Still early, I jumped off the path just before Rhinefield to explore the buttercup-strewn grassy water meadow on the east bank, finding several teneral male and female White-legged, along with yet more Small Red and the odd Southern.
Across the stream it was pretty much the same, with a lot more Keeled.
A mating pair of Silver-studded Blue butterflies offered an irresistible opportunity.
I saw my first Golden-ringed at around 10.00am, otherwise the activity over the water was restricted to Beautiful Demoiselles, Large Red and, yes, you’ve guessed it, more Keeled.
I headed west to my favourite part of the stream primarily in search of more White-legged, but just peacefully happy to be there. So peacefully happy I ditched the rucksack and just sat on the bank watching the activity for a while.
Further upstream I saw my one and only Scarce Blue-tailed of the day, in a flush further downstream than their usual place. Their usual place didn’t produce any, but there were a few normal Blue-tailed joining the Southern and Azure.
On the way back downstream I spotted a pair of Beautiful Demoiselles in tandem and followed their hap-hazard flight as they drifted across the lawn, flush and stream several times before choosing a place to complete the wheel in the meadow.
Just after I had the same thing happen with a pair of Keeled.
I was anxious to get some more White-legged photos, hopefully a pair in cop, but the best I could manage was tandem.
That’s three pairs in a row. Maybe I should take up poker!
A little further back downstream a male offered a decent opportunity.
A little further I took another stop on the bank, watching passing Southern, Large Red, White-legged, Beautiful Demoiselles, Broad-bodied Chasers and battling Keeled.
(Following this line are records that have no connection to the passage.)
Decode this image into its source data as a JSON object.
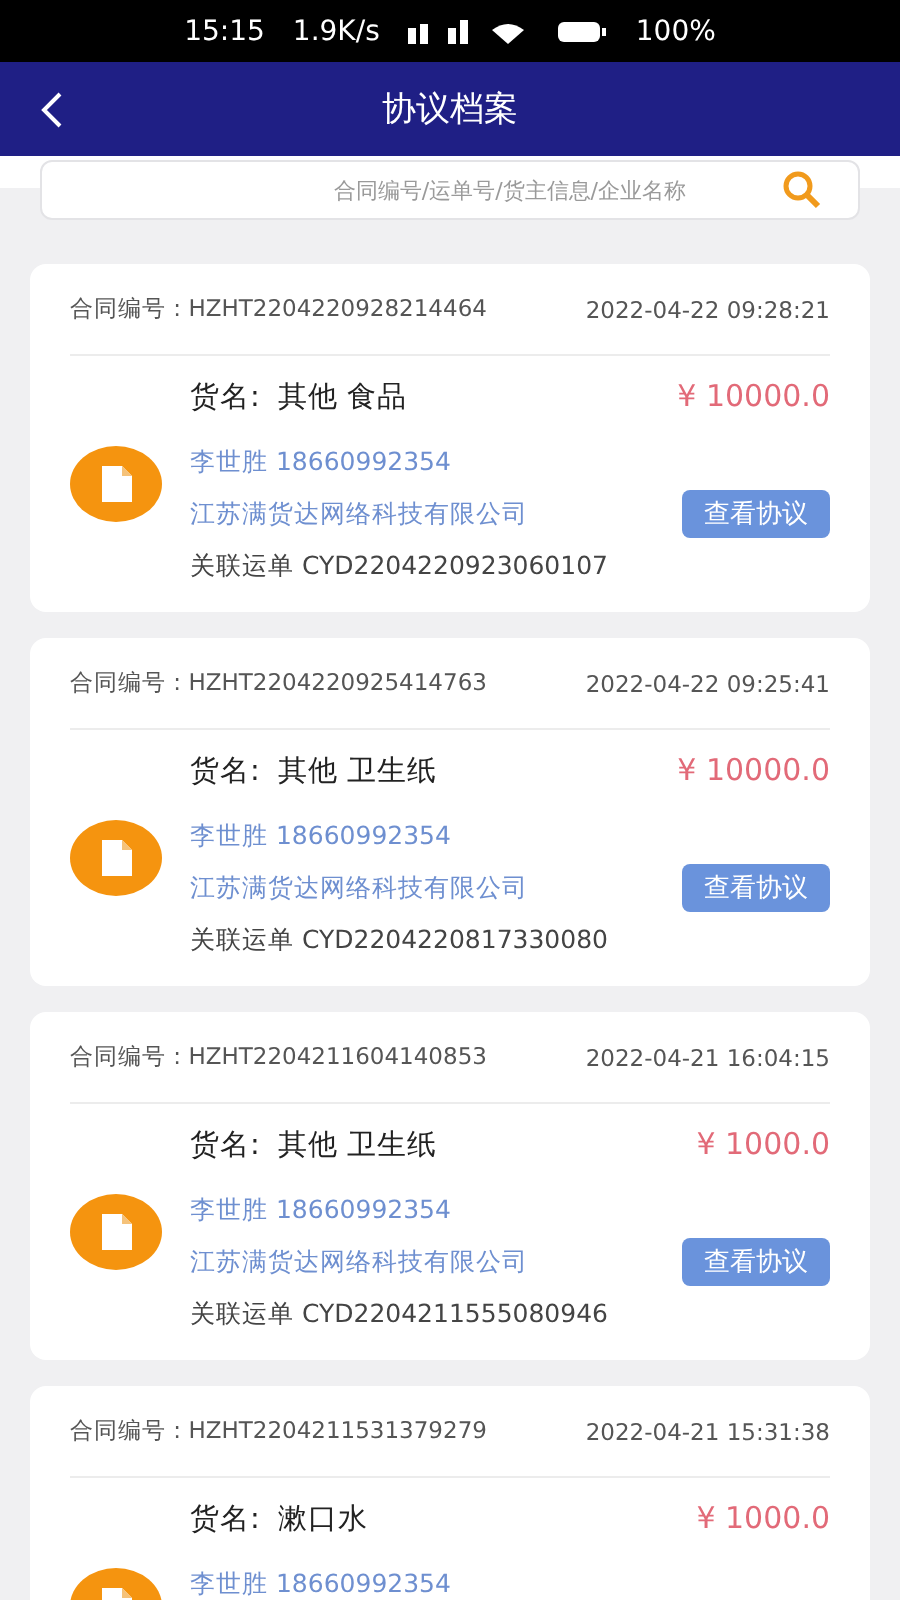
{
  "status_bar": {
    "time": "15:15",
    "speed": "1.9K/s",
    "battery": "100%"
  },
  "header": {
    "title": "协议档案"
  },
  "search": {
    "placeholder": "合同编号/运单号/货主信息/企业名称"
  },
  "contracts": [
    {
      "label": "合同编号 :",
      "number": "HZHT2204220928214464",
      "date": "2022-04-22 09:28:21",
      "goods_label": "货名:",
      "goods": "其他 食品",
      "price": "¥ 10000.0",
      "contact": "李世胜 18660992354",
      "company": "江苏满货达网络科技有限公司",
      "button": "查看协议",
      "waybill": "关联运单 CYD2204220923060107"
    },
    {
      "label": "合同编号 :",
      "number": "HZHT2204220925414763",
      "date": "2022-04-22 09:25:41",
      "goods_label": "货名:",
      "goods": "其他 卫生纸",
      "price": "¥ 10000.0",
      "contact": "李世胜 18660992354",
      "company": "江苏满货达网络科技有限公司",
      "button": "查看协议",
      "waybill": "关联运单 CYD2204220817330080"
    },
    {
      "label": "合同编号 :",
      "number": "HZHT2204211604140853",
      "date": "2022-04-21 16:04:15",
      "goods_label": "货名:",
      "goods": "其他 卫生纸",
      "price": "¥ 1000.0",
      "contact": "李世胜 18660992354",
      "company": "江苏满货达网络科技有限公司",
      "button": "查看协议",
      "waybill": "关联运单 CYD2204211555080946"
    },
    {
      "label": "合同编号 :",
      "number": "HZHT2204211531379279",
      "date": "2022-04-21 15:31:38",
      "goods_label": "货名:",
      "goods": "漱口水",
      "price": "¥ 1000.0",
      "contact": "李世胜 18660992354"
    }
  ]
}
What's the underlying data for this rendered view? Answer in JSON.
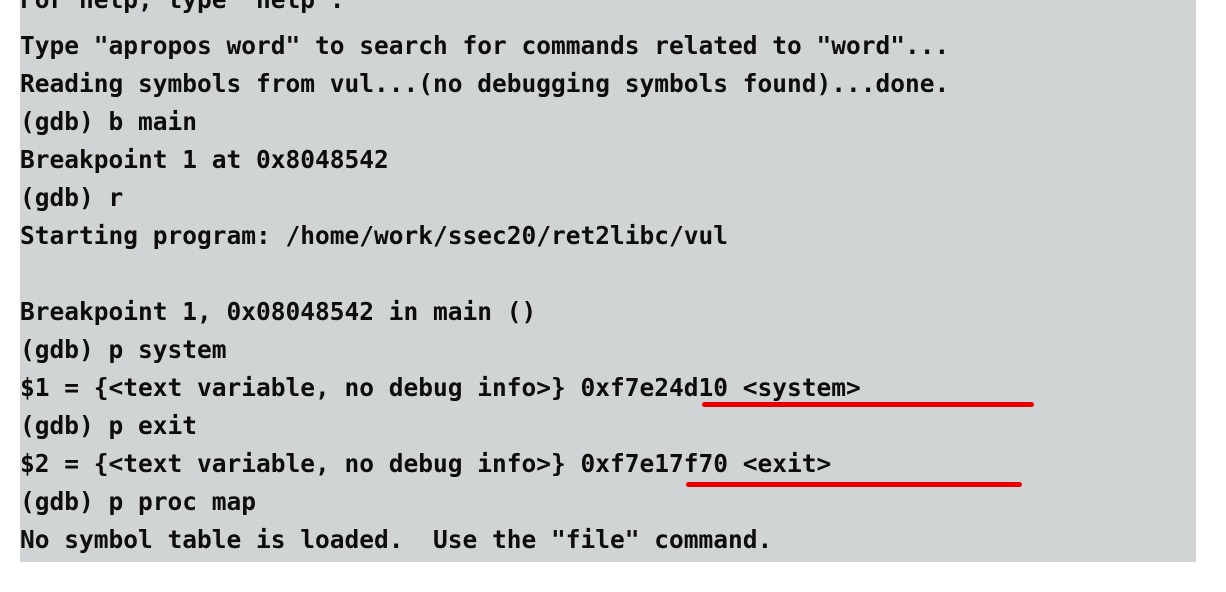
{
  "terminal": {
    "lines": [
      "For help, type \"help\".",
      "Type \"apropos word\" to search for commands related to \"word\"...",
      "Reading symbols from vul...(no debugging symbols found)...done.",
      "(gdb) b main",
      "Breakpoint 1 at 0x8048542",
      "(gdb) r",
      "Starting program: /home/work/ssec20/ret2libc/vul",
      "",
      "Breakpoint 1, 0x08048542 in main ()",
      "(gdb) p system",
      "$1 = {<text variable, no debug info>} 0xf7e24d10 <system>",
      "(gdb) p exit",
      "$2 = {<text variable, no debug info>} 0xf7e17f70 <exit>",
      "(gdb) p proc map",
      "No symbol table is loaded.  Use the \"file\" command."
    ]
  },
  "annotations": {
    "underline_color": "#e80000"
  }
}
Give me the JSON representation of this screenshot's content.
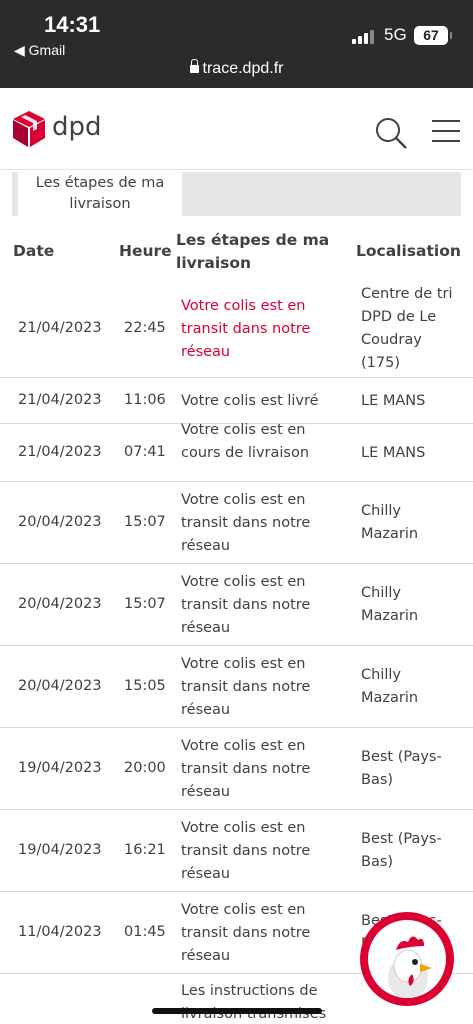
{
  "status_bar": {
    "time": "14:31",
    "back_label": "◀ Gmail",
    "network": "5G",
    "battery": "67",
    "url": "trace.dpd.fr"
  },
  "header": {
    "logo_text": "dpd",
    "logo_color": "#dc0032",
    "search_icon": "search-icon",
    "menu_icon": "hamburger-menu-icon"
  },
  "tabs": [
    {
      "label": "Les étapes de ma livraison",
      "active": true
    }
  ],
  "table": {
    "headers": {
      "date": "Date",
      "time": "Heure",
      "step": "Les étapes de ma livraison",
      "location": "Localisation"
    },
    "rows": [
      {
        "date": "21/04/2023",
        "time": "22:45",
        "step": "Votre colis est en transit dans notre réseau",
        "location": "Centre de tri DPD de Le Coudray (175)",
        "highlight": true
      },
      {
        "date": "21/04/2023",
        "time": "11:06",
        "step": "Votre colis est livré",
        "location": "LE MANS",
        "highlight": false
      },
      {
        "date": "21/04/2023",
        "time": "07:41",
        "step": "Votre colis est en cours de livraison",
        "location": "LE MANS",
        "highlight": false
      },
      {
        "date": "20/04/2023",
        "time": "15:07",
        "step": "Votre colis est en transit dans notre réseau",
        "location": "Chilly Mazarin",
        "highlight": false
      },
      {
        "date": "20/04/2023",
        "time": "15:07",
        "step": "Votre colis est en transit dans notre réseau",
        "location": "Chilly Mazarin",
        "highlight": false
      },
      {
        "date": "20/04/2023",
        "time": "15:05",
        "step": "Votre colis est en transit dans notre réseau",
        "location": "Chilly Mazarin",
        "highlight": false
      },
      {
        "date": "19/04/2023",
        "time": "20:00",
        "step": "Votre colis est en transit dans notre réseau",
        "location": "Best (Pays-Bas)",
        "highlight": false
      },
      {
        "date": "19/04/2023",
        "time": "16:21",
        "step": "Votre colis est en transit dans notre réseau",
        "location": "Best (Pays-Bas)",
        "highlight": false
      },
      {
        "date": "11/04/2023",
        "time": "01:45",
        "step": "Votre colis est en transit dans notre réseau",
        "location": "Best (Pays-Bas)",
        "highlight": false
      },
      {
        "date": "",
        "time": "",
        "step": "Les instructions de livraison transmises",
        "location": "",
        "highlight": false
      }
    ]
  }
}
One decided his patch wasn’t going to be taken away from him and he proved cooperative enough to attempt an in-flighter.
A passing Southern perched agreeably.
I could’ve, and should’ve, stayed in this spot all day. As it was I continued downstream and bumped into Paul Winters just past Rhinefield Bridge, where we were lucky enough to witness the pairing of Golden-ringed who promptly lifted together before completing their union 5 metres up a tree. Paul found them with his bins, but my eyesight couldn’t pick them out even with his optics, so a photo was out of the question.
We reluctantly parted our ways, me more from thirst than any other reason, but things pretty much died after that, except for a superb encounter with a Golden-ringed at one of my favourite crossing points
After quenching my thirst on more supplies from the car, I did a circuit of Silver Stream before moving on to Mill Lawn, which proved a bit of an anti-climax. Very few Beautiful Demoiselles parading the main stream, and only Southern, Small Red and Keeled occupying the flushes.
I really must consider my options and stay put in the future, which is exactly what I did do at Latchmore a few days later, after a weekend pause at the pond and Pennington.
So keep watching and I’ll endeavour to catch up, but allow me the time to make the most of the summer we deserve.